** What is needed **
How many of the lines below hold the word "this"? Answer only with the number.

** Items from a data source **
>>>

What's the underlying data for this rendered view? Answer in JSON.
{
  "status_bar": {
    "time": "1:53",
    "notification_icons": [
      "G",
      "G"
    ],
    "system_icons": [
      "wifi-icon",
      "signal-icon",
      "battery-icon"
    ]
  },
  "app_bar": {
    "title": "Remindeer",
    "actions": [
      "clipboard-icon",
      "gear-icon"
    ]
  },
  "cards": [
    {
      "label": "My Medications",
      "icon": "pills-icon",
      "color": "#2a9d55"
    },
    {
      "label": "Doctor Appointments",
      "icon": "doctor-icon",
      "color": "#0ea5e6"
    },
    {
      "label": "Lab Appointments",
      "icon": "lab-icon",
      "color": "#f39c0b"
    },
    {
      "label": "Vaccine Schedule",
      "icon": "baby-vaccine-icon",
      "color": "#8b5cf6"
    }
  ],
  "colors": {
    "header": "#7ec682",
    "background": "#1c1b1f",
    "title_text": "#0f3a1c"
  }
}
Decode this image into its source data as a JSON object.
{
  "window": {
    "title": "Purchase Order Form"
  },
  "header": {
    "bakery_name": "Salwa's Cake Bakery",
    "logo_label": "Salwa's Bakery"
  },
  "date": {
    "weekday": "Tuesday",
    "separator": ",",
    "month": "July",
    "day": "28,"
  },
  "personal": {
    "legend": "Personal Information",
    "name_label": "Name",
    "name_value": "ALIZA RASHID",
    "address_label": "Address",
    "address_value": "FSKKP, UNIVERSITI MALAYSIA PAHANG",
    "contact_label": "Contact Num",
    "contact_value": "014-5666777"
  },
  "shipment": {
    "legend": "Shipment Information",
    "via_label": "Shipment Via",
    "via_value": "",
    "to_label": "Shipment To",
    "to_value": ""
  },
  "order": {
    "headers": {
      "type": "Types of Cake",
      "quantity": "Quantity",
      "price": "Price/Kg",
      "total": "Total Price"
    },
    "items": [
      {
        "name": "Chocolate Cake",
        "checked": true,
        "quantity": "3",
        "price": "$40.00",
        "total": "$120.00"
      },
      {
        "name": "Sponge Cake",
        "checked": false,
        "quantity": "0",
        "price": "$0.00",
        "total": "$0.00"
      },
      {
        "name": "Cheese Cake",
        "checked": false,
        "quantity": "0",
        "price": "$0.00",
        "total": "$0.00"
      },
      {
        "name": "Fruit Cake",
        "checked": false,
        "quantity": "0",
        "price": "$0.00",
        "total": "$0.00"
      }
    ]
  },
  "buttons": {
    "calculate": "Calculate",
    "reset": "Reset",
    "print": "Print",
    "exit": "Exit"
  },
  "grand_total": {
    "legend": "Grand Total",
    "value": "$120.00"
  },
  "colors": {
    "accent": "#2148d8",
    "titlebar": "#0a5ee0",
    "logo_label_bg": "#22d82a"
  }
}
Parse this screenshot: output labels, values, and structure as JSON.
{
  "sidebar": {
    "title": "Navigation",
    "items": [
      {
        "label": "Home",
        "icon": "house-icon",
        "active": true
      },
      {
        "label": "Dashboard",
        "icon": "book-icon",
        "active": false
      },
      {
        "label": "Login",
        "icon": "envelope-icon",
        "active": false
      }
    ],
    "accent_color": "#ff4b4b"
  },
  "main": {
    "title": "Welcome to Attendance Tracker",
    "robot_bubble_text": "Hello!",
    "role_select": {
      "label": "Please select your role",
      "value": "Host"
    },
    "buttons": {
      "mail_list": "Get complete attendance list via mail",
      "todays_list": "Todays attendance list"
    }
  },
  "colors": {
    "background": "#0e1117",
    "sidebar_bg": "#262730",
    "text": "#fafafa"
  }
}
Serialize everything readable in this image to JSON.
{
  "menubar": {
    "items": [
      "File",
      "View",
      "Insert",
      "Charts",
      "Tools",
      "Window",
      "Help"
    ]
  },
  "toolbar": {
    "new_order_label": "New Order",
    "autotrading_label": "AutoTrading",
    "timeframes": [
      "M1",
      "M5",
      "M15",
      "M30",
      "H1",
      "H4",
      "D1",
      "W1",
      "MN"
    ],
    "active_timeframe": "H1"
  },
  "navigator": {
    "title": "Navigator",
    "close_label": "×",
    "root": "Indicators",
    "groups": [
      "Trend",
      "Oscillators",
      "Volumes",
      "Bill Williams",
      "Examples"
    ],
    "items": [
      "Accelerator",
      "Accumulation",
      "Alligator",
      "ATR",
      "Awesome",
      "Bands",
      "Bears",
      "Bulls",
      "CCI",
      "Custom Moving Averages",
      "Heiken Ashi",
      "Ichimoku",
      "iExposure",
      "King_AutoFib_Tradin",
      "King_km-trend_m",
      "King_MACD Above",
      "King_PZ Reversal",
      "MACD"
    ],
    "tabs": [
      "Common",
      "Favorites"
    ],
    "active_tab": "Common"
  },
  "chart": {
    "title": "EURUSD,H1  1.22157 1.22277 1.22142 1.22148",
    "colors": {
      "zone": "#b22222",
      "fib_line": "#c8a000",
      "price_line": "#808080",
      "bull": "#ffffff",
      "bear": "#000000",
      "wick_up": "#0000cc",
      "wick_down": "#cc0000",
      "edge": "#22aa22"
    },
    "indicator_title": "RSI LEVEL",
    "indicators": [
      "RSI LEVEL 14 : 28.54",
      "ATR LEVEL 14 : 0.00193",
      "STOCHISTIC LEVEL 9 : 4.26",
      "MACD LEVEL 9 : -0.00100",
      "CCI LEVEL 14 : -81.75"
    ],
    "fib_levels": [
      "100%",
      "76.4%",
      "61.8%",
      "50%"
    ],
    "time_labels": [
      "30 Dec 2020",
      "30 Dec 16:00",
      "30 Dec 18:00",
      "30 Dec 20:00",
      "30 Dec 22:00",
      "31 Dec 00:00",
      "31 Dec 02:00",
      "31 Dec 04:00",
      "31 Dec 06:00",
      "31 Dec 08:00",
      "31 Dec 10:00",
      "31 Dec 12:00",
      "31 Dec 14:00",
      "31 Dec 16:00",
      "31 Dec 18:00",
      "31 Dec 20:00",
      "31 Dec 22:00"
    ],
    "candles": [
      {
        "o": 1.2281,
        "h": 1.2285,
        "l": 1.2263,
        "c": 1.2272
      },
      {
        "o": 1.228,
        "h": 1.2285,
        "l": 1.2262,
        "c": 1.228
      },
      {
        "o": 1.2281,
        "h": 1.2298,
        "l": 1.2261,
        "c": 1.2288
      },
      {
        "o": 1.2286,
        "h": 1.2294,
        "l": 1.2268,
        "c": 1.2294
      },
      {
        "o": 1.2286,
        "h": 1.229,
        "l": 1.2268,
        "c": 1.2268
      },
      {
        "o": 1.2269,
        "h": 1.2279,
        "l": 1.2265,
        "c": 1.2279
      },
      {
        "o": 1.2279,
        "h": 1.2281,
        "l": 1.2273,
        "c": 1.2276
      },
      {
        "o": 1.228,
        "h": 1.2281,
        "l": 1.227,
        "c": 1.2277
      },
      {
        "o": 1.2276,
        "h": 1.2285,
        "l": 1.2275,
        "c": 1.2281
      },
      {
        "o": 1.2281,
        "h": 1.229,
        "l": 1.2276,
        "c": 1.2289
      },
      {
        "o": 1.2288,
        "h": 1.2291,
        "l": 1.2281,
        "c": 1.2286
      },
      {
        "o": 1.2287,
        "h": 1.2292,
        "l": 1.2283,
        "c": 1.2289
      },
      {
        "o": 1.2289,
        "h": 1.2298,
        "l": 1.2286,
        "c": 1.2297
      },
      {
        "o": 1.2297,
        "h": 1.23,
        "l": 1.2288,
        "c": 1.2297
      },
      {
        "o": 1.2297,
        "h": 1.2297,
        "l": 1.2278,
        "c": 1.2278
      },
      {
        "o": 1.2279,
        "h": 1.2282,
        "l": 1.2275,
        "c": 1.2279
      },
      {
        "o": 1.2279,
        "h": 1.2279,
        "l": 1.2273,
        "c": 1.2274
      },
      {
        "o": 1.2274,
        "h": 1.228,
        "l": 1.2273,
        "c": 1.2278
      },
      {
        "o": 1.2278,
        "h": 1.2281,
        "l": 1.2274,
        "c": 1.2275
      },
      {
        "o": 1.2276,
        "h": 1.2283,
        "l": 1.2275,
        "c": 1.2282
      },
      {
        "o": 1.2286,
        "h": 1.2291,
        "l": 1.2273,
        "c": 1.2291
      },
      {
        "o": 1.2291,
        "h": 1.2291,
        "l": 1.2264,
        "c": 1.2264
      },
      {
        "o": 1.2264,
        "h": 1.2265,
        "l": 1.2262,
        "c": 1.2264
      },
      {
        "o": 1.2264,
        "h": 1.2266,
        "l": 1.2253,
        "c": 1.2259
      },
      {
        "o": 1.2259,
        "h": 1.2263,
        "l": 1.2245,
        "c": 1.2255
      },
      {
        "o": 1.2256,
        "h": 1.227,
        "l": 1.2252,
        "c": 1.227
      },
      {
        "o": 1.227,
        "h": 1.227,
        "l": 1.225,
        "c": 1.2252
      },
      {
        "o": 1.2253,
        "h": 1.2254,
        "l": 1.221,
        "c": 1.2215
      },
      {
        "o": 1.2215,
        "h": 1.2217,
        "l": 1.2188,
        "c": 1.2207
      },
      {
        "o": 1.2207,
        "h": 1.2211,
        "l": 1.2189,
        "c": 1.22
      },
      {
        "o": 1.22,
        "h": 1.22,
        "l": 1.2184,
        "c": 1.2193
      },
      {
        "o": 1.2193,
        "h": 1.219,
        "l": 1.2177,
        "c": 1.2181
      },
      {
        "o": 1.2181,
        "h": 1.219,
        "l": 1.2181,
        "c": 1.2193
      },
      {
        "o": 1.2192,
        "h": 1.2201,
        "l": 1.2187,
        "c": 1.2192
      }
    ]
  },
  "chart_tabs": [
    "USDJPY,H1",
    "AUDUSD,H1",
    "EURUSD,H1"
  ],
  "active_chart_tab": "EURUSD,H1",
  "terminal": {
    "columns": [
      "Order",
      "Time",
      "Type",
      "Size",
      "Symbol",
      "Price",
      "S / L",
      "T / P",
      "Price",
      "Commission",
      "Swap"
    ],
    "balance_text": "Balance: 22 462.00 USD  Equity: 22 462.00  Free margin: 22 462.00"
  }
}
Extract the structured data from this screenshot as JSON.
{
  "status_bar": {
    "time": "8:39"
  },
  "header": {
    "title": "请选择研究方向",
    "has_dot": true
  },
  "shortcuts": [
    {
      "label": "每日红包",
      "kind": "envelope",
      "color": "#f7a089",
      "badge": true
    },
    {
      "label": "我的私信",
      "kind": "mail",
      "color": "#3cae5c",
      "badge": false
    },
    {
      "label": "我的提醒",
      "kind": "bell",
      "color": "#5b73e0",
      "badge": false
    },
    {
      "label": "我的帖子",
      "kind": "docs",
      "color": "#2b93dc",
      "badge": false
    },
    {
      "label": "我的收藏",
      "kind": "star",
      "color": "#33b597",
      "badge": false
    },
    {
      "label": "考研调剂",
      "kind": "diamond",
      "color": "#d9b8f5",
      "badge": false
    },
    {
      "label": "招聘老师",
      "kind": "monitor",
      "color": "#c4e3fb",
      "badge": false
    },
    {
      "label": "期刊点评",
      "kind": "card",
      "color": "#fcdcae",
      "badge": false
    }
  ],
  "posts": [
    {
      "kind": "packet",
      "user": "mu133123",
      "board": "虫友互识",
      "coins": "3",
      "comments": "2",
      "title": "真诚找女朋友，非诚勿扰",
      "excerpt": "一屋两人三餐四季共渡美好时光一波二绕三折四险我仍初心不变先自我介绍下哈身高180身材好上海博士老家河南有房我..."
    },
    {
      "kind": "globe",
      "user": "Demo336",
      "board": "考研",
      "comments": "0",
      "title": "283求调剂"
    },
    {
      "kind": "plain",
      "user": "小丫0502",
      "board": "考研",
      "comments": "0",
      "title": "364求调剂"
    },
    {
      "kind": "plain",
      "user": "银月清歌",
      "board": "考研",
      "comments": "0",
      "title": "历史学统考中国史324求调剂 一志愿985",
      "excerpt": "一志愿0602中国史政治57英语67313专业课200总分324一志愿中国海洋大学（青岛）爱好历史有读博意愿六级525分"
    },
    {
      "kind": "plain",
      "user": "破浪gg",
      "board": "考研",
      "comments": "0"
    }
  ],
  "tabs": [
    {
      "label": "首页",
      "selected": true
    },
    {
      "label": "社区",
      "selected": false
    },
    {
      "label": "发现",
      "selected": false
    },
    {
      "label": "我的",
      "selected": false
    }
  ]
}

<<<

** Answer box **
5